YOUR INSTRUCTIONS: In the records below, find the lines that include "Count" and copy each.

____ MATERIAL PROVIDED

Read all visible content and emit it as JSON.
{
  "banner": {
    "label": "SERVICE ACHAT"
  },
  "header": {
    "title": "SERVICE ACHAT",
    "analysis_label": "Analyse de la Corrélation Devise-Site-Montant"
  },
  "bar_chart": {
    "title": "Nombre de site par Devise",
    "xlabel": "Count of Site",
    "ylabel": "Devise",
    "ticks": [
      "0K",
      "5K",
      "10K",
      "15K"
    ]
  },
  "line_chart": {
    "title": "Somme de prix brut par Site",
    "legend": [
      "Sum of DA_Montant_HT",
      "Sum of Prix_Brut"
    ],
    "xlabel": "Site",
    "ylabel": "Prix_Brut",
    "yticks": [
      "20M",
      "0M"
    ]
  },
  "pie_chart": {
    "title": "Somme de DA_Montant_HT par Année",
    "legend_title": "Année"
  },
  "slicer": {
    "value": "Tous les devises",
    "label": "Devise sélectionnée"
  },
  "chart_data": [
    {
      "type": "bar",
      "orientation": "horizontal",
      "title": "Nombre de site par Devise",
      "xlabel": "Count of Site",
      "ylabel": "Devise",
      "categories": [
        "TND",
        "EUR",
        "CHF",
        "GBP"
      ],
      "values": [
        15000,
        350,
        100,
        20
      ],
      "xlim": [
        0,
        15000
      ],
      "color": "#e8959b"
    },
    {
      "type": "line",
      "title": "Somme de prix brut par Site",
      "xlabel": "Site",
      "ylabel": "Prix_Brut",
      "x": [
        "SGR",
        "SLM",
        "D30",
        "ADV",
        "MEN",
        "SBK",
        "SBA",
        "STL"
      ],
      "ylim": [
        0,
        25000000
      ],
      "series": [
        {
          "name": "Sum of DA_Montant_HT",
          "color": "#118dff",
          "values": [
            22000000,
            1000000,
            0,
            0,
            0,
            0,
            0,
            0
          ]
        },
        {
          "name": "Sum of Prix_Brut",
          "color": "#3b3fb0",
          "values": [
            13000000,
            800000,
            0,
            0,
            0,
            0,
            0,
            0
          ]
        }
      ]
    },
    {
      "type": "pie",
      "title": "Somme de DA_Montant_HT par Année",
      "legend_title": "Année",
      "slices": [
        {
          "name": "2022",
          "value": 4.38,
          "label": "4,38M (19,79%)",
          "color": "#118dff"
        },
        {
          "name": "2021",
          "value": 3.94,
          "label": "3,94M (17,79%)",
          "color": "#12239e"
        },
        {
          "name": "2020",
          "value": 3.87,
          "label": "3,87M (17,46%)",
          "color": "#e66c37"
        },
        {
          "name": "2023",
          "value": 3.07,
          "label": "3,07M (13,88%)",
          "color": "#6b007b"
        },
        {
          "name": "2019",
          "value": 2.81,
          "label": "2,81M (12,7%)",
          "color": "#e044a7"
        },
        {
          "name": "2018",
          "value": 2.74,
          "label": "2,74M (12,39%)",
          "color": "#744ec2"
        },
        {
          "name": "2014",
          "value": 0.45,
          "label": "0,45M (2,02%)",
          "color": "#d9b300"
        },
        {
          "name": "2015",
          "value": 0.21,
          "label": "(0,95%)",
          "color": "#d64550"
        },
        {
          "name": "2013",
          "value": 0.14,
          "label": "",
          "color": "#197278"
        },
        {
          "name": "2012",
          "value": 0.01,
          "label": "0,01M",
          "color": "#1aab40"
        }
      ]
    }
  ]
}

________

WRITTEN ANSWER:
    "xlabel": "Count of Site",
      "xlabel": "Count of Site",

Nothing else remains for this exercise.